While school districts years ago used to be able to quietly negotiate an exit for some educators who abused children or committed other serious crimes, school leaders for the past decade have been required to report such allegations to the state Department of Education for potential disciplinary action.
In recent years, more certified education professionals have lost or had their certificates suspended, with 114 educators notified in 2010. That compares to 39 to 67 educators each year from 2004 through 2007.
Over the past eight years, the state has named 548 educators statewide who have been notified of action taken on their certificates, including public reprimands, suspensions, revocations, surrenders in lieu of discipline and reinstatements (there are 603 notifications because some individuals are subject to more than one action).
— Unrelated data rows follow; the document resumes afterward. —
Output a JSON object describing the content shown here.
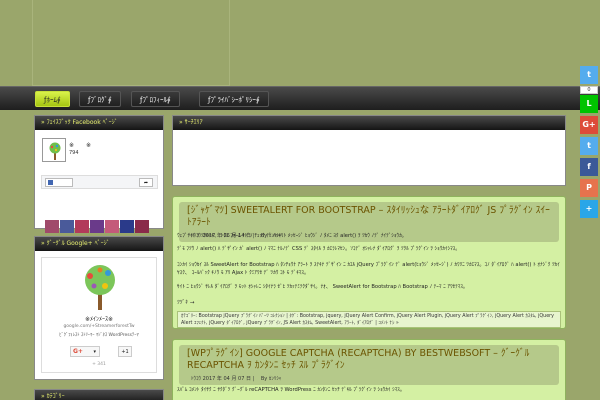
{
  "nav": {
    "items": [
      {
        "label": "ƒﾎｰﾑ∮"
      },
      {
        "label": "ƒﾌﾞﾛｸﾞ∮"
      },
      {
        "label": "ƒﾌﾟﾛﾌｨｰﾙ∮"
      },
      {
        "label": "ƒﾌﾟﾗｲﾊﾞｼｰﾎﾟﾘｼｰ∮"
      }
    ]
  },
  "sidebar": {
    "facebook": {
      "title": "ﾌｪｲｽﾌﾞｯｸ Facebook ﾍﾟｰｼﾞ",
      "name": "※　　※",
      "count": "794"
    },
    "googleplus": {
      "title": "ｸﾞｰｸﾞﾙ Google+ ﾍﾟｰｼﾞ",
      "name": "※ﾒｲﾝﾒｰｽ※",
      "url": "google.com/+StreamerforestTw",
      "desc": "ﾋﾞｸﾞﾌｫﾚｽﾄ ｽﾄﾘｰﾏｰ ﾏｼﾞﾈｽ WordPressﾃｰﾏ",
      "follow": "G+",
      "plusone": "+1",
      "followers": "+ 341"
    },
    "bottom": {
      "title": "ｶﾃｺﾞﾘｰ"
    }
  },
  "main": {
    "box_title": "ｻｰﾁｴﾘｱ",
    "posts": [
      {
        "title": "[ｼﾞｬｹﾞﾏﾂ] SWEETALERT FOR BOOTSTRAP – ｽﾀｲﾘｯｼｭな ｱﾗｰﾄﾀﾞｲｱﾛｸﾞ JS ﾌﾟﾗｸﾞｲﾝ ｽｲｰﾄｱﾗｰﾄ",
        "date": "ﾄｳｺｳ 2017 年 06 月 14 日 | 　By ｶﾝﾘｼｬ",
        "paragraphs": [
          "ｳｪﾌﾞｻｲﾄ ｦ ﾂｸﾙﾄｷ、 ﾄｸﾆ ﾌｫｰﾑ ﾅﾄﾞﾉ ﾁｪｯｸ ﾃﾞ ﾊｯｷﾘﾄ ﾒｯｾｰｼﾞ ﾋｮｳｼﾞ ﾉ ﾀﾒﾆ ﾖｸ alert() ｦ ﾂｶｳ ﾉﾃﾞ ﾅｲﾃﾞｼｮｳｶ。",
          "ﾃﾞﾓ ﾌﾂｳ ﾉ alert() ﾊ ﾃﾞｻﾞｲﾝ ｶﾞ alert() ﾉ ﾏﾏﾆ ﾅﾙﾉﾃﾞ CSS ﾃﾞ ｽﾀｲﾙ ｦ ｶｴﾗﾚﾏｾﾝ。ｿｺﾃﾞ ｵｼｬﾚﾅ ﾀﾞｲｱﾛｸﾞ ｦ ﾂｸﾙ ﾌﾟﾗｸﾞｲﾝ ｦ ｼｮｳｶｲｼﾏｽ。",
          "ｺﾝｶｲ ｼｮｳｶｲ ｽﾙ SweetAlert for Bootstrap ﾊ ﾀﾝﾁｮｳﾅ ｱﾗｰﾄ ｦ ｽﾃｷﾅ ﾃﾞｻﾞｲﾝ ﾆ ｶｴﾙ jQuery ﾌﾟﾗｸﾞｲﾝ ﾃﾞ alert(ﾋｮｳｼﾞ ﾒｯｾｰｼﾞ) ﾉ ｶﾜﾘﾆ ﾂｶｴﾏｽ。ｺﾉ ﾀﾞｲｱﾛｸﾞ ﾊ alert() ﾄ ｵﾅｼﾞｸ ﾂｶｲﾔｽｸ、 ｺｰﾙﾊﾞｯｸ ｷﾉｳ ﾓ ｱﾘ Ajax ﾄ ｸﾐｱﾜｾ ﾃﾞ ﾂｶｳ ｺﾄ ﾓ ﾃﾞｷﾏｽ。",
          "ｻｲﾄ ﾆ ﾋｮｳｼﾞ ｻﾚﾙ ﾀﾞｲｱﾛｸﾞ ｦ ﾓｯﾄ ｵｼｬﾚﾆ ｼﾀｲﾅﾗ ｾﾞﾋ ﾂｶｯﾃﾐﾃｸﾀﾞｻｲ。ﾅｵ、 SweetAlert for Bootstrap ﾊ Bootstrap ﾉ ﾃｰﾏ ﾆ ｱﾜｾﾃﾏｽ。"
        ],
        "more": "ﾂﾂﾞｷ →",
        "tags": "ｶﾃｺﾞﾘｰ: Bootstrap jQuery ﾌﾟﾗｸﾞｲﾝ ﾊﾟｰﾂ ｺﾚｸｼｮﾝ | ﾀｸﾞ: Bootstrap, jquery, jQuery Alert Confirm, jQuery Alert Plugin, jQuery Alert ﾌﾟﾗｸﾞｲﾝ, jQuery Alert ｶｽﾀﾑ, jQuery Alert ｴﾌｪｸﾄ, jQuery ﾀﾞｲｱﾛｸﾞ, jQuery ﾌﾟﾗｸﾞｲﾝ, JS Alert ｶｽﾀﾑ, SweetAlert, ｱﾗｰﾄ, ﾀﾞｲｱﾛｸﾞ | ｺﾒﾝﾄ ﾅｼ »"
      },
      {
        "title": "[WPﾌﾟﾗｸﾞｲﾝ] GOOGLE CAPTCHA (RECAPTCHA) BY BESTWEBSOFT – ｸﾞｰｸﾞﾙ RECAPTCHA ｦ ｶﾝﾀﾝﾆ ｾｯﾁ ｽﾙ ﾌﾟﾗｸﾞｲﾝ",
        "date": "ﾄｳｺｳ 2017 年 04 月 07 日 | 　By ｶﾝﾘｼｬ",
        "paragraphs": [
          "ｽﾊﾟﾑ ｺﾒﾝﾄ ﾀｲｻｸ ﾆ ﾔｸﾀﾞﾂ ｸﾞｰｸﾞﾙ reCAPTCHA ｦ WordPress ﾆ ｶﾝﾀﾝﾆ ｾｯﾁ ﾃﾞｷﾙ ﾌﾟﾗｸﾞｲﾝ ｦ ｼｮｳｶｲ ｼﾏｽ。"
        ]
      }
    ]
  },
  "share": {
    "count": "0",
    "buttons": [
      {
        "icon": "twitter-icon",
        "glyph": "t",
        "color": "#55acee"
      },
      {
        "icon": "line-icon",
        "glyph": "L",
        "color": "#00c300"
      },
      {
        "icon": "googleplus-icon",
        "glyph": "G+",
        "color": "#dd4b39"
      },
      {
        "icon": "twitter-icon",
        "glyph": "t",
        "color": "#55acee"
      },
      {
        "icon": "facebook-icon",
        "glyph": "f",
        "color": "#3b5998"
      },
      {
        "icon": "mix-icon",
        "glyph": "P",
        "color": "#e6734d"
      },
      {
        "icon": "more-icon",
        "glyph": "+",
        "color": "#2aa6e8"
      }
    ]
  },
  "colors": {
    "page_bg": "#9aa66b",
    "nav_active": "#b8d51f",
    "post_bg": "#d4f0a3",
    "post_title": "#6b5400"
  }
}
That counts 74 educators statewide whose certificates were suspended, revoked or surrendered in 2011 for actions ranging from sexual relationships to embezzlement, including two whose certificates were both suspended and revoked in the same year. The list covers a variety of certificates, including teaching and administrative.
"There may be a greater awareness now of the types of things that need to be reported," said Wythe Keever, spokesman for the Pennsylvania State Education Association. "The PSEA overall supports that."
Noting such cases are a small part of the state's 150,000 teachers, Mr. Keever said the PSEA wants due process followed but "has no interest in keeping teachers in the classroom who are guilty of inappropriate behaviors and actions."